RECORDS PROVIDED: Begin
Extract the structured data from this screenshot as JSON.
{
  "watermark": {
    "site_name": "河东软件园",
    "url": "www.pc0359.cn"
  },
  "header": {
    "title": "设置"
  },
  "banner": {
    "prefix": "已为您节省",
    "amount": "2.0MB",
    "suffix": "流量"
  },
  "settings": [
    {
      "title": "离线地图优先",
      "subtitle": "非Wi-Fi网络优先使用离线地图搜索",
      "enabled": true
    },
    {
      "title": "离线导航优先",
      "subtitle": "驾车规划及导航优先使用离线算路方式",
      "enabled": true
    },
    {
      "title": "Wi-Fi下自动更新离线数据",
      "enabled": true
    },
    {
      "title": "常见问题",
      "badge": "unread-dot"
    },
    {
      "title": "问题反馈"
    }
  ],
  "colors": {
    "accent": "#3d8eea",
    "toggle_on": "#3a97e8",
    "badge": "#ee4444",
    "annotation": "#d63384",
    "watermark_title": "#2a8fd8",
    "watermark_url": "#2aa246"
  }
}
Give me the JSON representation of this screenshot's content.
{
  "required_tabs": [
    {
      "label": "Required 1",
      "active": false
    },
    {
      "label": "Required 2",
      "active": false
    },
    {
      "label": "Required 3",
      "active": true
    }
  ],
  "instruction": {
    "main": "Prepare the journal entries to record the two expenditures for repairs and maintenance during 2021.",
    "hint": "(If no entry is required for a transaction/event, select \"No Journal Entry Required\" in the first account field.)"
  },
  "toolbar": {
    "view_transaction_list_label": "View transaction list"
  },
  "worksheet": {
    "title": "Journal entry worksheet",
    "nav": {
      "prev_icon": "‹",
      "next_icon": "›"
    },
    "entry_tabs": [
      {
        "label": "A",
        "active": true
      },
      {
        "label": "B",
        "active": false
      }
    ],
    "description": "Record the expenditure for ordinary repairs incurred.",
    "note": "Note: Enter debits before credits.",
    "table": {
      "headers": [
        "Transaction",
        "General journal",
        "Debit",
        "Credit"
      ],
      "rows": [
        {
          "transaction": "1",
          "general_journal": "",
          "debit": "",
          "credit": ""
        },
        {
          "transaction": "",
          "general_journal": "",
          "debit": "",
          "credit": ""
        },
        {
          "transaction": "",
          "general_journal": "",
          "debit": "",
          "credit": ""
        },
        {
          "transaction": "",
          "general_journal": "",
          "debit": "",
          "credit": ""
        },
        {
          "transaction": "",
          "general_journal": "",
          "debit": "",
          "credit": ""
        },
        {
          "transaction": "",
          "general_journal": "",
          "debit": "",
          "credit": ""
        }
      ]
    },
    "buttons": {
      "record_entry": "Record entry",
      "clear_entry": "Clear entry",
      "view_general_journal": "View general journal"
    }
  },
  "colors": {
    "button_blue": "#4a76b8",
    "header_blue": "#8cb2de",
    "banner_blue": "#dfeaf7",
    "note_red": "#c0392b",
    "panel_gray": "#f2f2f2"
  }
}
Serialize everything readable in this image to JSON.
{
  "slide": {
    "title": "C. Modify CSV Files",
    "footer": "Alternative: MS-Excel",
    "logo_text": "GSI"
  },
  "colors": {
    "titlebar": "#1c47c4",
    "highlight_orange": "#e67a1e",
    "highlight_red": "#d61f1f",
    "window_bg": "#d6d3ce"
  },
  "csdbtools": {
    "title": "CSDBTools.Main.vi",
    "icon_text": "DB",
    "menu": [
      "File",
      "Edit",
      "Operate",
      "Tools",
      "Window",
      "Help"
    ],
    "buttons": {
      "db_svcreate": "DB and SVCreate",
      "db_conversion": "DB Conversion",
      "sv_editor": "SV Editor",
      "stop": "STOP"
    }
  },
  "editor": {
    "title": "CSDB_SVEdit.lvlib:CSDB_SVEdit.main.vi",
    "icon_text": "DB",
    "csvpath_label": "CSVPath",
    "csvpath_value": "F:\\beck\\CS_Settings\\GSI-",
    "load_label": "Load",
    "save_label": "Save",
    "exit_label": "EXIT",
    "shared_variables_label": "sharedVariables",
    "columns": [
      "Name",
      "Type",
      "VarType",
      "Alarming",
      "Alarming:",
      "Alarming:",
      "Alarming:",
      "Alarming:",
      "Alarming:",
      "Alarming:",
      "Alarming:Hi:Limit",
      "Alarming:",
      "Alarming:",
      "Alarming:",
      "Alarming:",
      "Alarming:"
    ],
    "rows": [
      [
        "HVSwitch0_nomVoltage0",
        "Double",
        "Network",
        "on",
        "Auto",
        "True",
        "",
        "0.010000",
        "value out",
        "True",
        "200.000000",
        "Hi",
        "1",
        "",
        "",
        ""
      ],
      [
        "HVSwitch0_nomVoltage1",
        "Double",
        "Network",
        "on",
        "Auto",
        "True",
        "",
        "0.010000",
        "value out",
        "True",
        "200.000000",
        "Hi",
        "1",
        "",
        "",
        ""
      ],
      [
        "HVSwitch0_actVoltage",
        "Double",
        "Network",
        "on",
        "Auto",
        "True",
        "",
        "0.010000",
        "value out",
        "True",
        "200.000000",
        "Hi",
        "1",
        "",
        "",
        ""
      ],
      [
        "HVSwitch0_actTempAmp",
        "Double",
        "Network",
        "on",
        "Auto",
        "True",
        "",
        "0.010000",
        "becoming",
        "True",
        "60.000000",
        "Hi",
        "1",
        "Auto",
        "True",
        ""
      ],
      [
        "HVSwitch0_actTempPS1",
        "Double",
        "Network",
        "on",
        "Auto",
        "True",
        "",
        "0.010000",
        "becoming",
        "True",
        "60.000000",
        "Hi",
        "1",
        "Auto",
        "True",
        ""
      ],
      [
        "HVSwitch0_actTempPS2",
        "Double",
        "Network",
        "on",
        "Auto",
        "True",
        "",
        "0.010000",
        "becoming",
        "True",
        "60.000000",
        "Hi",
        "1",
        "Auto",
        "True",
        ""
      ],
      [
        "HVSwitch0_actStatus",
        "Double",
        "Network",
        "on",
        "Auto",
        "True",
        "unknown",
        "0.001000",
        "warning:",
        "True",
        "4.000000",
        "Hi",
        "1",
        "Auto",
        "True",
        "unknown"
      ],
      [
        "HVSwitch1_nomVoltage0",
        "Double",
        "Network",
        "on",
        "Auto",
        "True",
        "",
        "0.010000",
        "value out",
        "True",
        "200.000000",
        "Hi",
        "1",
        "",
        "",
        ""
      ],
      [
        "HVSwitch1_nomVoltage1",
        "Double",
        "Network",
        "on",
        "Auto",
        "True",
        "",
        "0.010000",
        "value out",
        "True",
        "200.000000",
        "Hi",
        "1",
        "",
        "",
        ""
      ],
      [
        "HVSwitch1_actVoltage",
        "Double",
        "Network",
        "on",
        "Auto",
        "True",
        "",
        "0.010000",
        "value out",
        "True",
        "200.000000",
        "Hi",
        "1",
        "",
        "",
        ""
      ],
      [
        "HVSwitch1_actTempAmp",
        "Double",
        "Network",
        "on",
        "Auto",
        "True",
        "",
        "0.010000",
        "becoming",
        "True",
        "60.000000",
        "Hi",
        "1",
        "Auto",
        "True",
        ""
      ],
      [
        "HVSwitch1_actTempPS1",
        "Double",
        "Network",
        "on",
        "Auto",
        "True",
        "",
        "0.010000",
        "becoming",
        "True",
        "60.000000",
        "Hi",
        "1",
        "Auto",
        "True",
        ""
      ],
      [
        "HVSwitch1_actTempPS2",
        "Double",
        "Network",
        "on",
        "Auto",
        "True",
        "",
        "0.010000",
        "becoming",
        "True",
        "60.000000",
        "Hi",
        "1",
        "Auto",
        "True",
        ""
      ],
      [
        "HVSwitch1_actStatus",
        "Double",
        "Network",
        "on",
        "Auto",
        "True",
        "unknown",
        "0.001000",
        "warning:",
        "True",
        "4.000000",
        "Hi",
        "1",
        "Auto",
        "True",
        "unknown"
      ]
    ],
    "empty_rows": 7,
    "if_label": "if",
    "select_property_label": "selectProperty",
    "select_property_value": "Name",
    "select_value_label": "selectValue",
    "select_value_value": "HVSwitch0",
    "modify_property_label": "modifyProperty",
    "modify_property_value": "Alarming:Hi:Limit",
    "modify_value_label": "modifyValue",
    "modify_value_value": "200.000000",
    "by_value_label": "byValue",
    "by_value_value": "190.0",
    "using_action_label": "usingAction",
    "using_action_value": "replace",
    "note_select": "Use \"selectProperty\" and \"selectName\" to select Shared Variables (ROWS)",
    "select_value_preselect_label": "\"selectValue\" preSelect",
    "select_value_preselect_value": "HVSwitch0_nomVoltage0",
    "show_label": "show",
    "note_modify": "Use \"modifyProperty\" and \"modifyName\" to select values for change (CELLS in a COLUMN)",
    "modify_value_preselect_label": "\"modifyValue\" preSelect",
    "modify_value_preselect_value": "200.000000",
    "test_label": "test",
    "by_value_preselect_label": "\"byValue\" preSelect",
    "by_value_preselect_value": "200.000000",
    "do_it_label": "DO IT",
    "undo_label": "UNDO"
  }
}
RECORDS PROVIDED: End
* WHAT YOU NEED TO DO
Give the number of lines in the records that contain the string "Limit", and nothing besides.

* RESULT OF THE EXERCISE
2